"[Iceland is] a very small place with a huge pool of ridiculously talented people," Australian-born, Reykjavík-based trippy soundscape composer/producer Ben Frost aptly said in the program's promotional video.
Notable Iceland music studios that could be your future creative home include Greenhouse Studios, where Frost works and Kanye West booked time in 2016 and Sundlaugin, where Sigur Rós recorded for years before they opened the space to other artists, which have included Irish crooner Damien Rice and Of Monsters And Men.
The application must be submitted by the producer of the project, which must be primarily recorded (at least 80 percent) in Iceland and released within 18 months. The majority of expenses, including studio costs, travel and accommodation for the primary performers and instruments, and the wages of additional performers, engineers, mixers and, of course, the producer.
More info can be found in the Q&A doc here and on their website (linked above). The document also notes that music made for film and TV can also be submitted for the refund.
Billboard notes the new program will be officially unveiled at Iceland Airwaves next month, the annual music showcase/industry fest in Reykjavík.
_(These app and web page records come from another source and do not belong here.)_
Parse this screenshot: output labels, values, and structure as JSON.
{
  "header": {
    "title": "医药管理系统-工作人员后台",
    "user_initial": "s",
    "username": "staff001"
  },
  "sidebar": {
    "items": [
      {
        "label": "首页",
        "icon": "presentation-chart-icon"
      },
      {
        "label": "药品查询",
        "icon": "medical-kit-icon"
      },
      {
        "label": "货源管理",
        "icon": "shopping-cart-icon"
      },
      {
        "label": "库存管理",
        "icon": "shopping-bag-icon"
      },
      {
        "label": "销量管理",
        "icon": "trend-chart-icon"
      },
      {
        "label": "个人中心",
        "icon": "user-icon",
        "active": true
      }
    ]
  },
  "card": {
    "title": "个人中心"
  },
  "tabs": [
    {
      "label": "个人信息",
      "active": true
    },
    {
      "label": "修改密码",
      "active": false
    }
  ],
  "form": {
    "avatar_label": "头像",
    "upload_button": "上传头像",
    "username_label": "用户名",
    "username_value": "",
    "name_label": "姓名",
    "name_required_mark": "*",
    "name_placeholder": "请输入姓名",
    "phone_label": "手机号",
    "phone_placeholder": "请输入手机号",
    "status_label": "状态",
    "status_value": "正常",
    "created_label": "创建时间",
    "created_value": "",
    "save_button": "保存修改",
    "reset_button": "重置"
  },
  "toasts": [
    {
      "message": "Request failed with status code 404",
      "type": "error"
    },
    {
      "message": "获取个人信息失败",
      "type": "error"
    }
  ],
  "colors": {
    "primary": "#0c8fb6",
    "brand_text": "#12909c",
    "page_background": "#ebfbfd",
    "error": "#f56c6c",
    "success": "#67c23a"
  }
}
They also point out the Nordic country has recently seen success with similar programs that have attracted filmmakers and TV producers, including from "Game of Thrones" and recent iterations of the Star Wars and Thor franchises.
"Because of our glorious isolation, Iceland has nurtured quite a unique music culture," Sigtryggur Baldursson, Managing Director of Iceland Music (Iceland's music export office) said in a statement. "Until now, these studios have been something of a hidden secret, but our aim with Record in Iceland is to open these facilities to a far wider range of international artists and businesses, and to make them a compelling commercial proposition."